=== Begin Enclosure ===

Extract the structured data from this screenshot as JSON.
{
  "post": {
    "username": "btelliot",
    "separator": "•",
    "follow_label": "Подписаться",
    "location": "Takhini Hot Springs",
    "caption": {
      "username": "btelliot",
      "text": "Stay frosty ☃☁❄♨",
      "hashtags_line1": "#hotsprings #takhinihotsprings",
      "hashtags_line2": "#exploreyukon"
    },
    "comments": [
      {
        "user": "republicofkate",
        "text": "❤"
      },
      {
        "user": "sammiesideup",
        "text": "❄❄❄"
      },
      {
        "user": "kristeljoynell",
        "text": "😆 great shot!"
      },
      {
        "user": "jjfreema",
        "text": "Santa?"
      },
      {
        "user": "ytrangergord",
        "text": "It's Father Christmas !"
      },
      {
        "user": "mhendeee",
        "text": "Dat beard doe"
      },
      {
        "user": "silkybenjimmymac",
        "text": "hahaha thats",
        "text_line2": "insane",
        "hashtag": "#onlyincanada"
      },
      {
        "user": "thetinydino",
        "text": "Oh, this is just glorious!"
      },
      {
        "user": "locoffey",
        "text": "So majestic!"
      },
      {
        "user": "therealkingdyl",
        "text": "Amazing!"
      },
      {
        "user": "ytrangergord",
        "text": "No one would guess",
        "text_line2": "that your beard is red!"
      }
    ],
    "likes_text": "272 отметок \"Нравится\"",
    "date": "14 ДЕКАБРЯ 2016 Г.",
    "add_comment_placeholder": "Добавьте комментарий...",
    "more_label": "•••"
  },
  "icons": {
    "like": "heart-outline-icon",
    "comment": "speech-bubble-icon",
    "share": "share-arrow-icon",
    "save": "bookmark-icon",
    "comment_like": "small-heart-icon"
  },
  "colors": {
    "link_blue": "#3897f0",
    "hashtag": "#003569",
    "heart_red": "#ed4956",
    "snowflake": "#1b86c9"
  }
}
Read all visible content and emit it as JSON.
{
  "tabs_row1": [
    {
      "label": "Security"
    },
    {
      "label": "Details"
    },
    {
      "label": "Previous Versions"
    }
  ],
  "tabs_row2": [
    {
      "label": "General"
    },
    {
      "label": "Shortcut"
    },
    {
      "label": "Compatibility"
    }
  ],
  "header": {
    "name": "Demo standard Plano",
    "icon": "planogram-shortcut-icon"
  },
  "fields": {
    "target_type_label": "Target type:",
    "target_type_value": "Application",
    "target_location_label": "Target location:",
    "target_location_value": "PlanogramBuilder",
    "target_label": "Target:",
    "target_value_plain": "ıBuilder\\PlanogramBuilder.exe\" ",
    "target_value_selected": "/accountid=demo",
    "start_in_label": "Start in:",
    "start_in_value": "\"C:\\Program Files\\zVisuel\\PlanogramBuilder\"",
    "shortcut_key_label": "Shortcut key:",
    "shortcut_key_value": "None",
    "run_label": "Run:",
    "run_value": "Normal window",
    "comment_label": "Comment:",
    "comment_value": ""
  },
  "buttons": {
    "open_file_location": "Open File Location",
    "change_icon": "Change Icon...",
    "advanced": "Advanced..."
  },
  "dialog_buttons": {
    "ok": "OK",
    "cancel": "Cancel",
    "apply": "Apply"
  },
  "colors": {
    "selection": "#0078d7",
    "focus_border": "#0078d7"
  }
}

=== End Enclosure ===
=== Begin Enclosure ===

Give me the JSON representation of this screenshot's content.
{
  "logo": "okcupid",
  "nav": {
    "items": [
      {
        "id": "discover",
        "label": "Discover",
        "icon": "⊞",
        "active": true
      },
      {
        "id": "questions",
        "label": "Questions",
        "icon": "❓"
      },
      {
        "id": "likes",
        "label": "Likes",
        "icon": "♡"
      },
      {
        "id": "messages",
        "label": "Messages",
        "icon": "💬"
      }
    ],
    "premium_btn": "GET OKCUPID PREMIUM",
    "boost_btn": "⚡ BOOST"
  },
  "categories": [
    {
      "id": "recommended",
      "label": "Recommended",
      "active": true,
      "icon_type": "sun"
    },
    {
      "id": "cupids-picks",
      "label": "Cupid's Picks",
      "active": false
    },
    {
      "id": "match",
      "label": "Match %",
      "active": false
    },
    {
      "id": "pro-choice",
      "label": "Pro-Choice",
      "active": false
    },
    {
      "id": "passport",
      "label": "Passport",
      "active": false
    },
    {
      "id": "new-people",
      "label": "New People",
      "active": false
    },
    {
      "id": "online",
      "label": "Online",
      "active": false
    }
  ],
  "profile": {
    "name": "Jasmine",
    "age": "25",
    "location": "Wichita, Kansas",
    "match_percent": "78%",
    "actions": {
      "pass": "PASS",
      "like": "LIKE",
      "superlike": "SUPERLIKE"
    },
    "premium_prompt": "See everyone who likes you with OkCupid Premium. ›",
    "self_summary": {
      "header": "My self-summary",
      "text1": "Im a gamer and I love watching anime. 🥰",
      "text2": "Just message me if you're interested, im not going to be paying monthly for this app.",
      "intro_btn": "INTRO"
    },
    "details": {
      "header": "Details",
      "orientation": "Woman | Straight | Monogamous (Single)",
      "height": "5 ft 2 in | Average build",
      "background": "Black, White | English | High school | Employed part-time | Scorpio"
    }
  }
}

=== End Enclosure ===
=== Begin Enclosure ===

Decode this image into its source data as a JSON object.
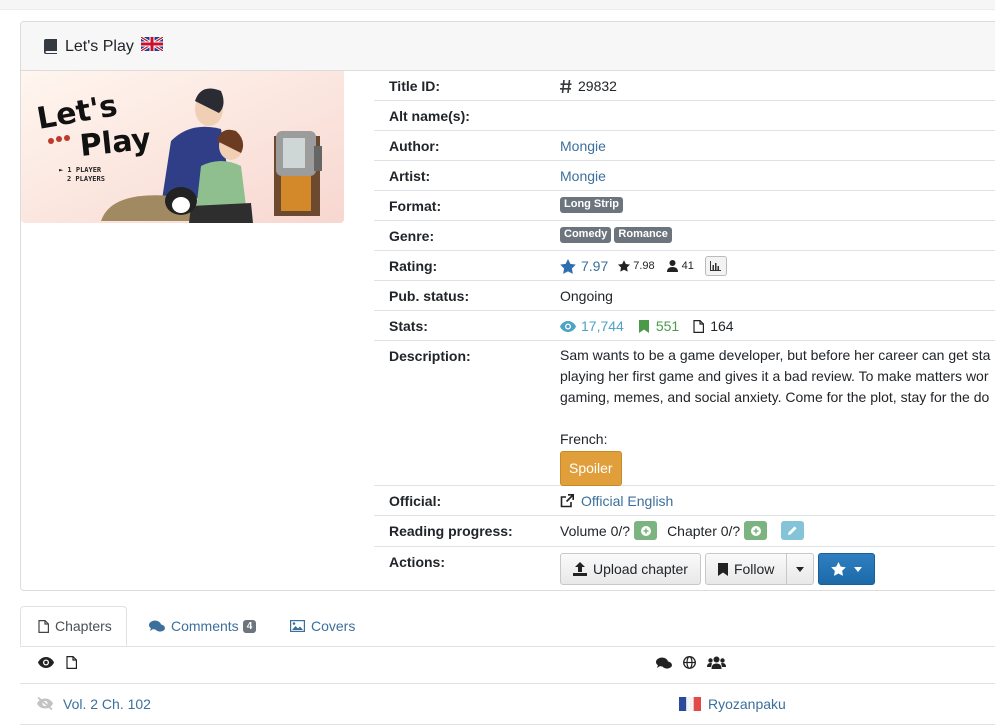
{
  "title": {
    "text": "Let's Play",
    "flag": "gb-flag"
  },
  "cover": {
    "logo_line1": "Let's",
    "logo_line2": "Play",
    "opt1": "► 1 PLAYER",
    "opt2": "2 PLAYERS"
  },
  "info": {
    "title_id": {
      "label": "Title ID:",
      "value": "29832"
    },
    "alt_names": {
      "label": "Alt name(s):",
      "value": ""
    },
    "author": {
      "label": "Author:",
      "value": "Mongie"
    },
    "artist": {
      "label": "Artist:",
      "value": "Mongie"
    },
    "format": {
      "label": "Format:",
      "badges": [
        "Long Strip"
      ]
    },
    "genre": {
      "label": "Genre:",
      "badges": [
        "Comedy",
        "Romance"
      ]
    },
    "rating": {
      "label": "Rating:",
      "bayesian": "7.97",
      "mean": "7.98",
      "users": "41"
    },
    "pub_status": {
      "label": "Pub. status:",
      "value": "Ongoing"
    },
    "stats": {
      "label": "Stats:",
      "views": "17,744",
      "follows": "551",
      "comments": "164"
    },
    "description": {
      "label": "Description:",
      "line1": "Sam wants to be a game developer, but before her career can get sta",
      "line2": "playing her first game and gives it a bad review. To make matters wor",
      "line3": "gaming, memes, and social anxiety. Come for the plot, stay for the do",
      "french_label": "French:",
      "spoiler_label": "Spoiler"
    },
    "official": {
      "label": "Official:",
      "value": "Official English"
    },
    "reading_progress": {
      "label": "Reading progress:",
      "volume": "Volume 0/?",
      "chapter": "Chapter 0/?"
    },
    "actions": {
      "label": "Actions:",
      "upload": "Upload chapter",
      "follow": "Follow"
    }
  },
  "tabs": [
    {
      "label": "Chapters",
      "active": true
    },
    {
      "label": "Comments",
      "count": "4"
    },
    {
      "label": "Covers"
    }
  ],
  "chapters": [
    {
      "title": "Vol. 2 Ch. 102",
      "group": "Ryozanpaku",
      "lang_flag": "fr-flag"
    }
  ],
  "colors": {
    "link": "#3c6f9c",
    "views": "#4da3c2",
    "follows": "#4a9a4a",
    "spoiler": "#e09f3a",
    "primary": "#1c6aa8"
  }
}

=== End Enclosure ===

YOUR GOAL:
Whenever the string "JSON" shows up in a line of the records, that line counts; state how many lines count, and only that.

ANSWER SECTION:
4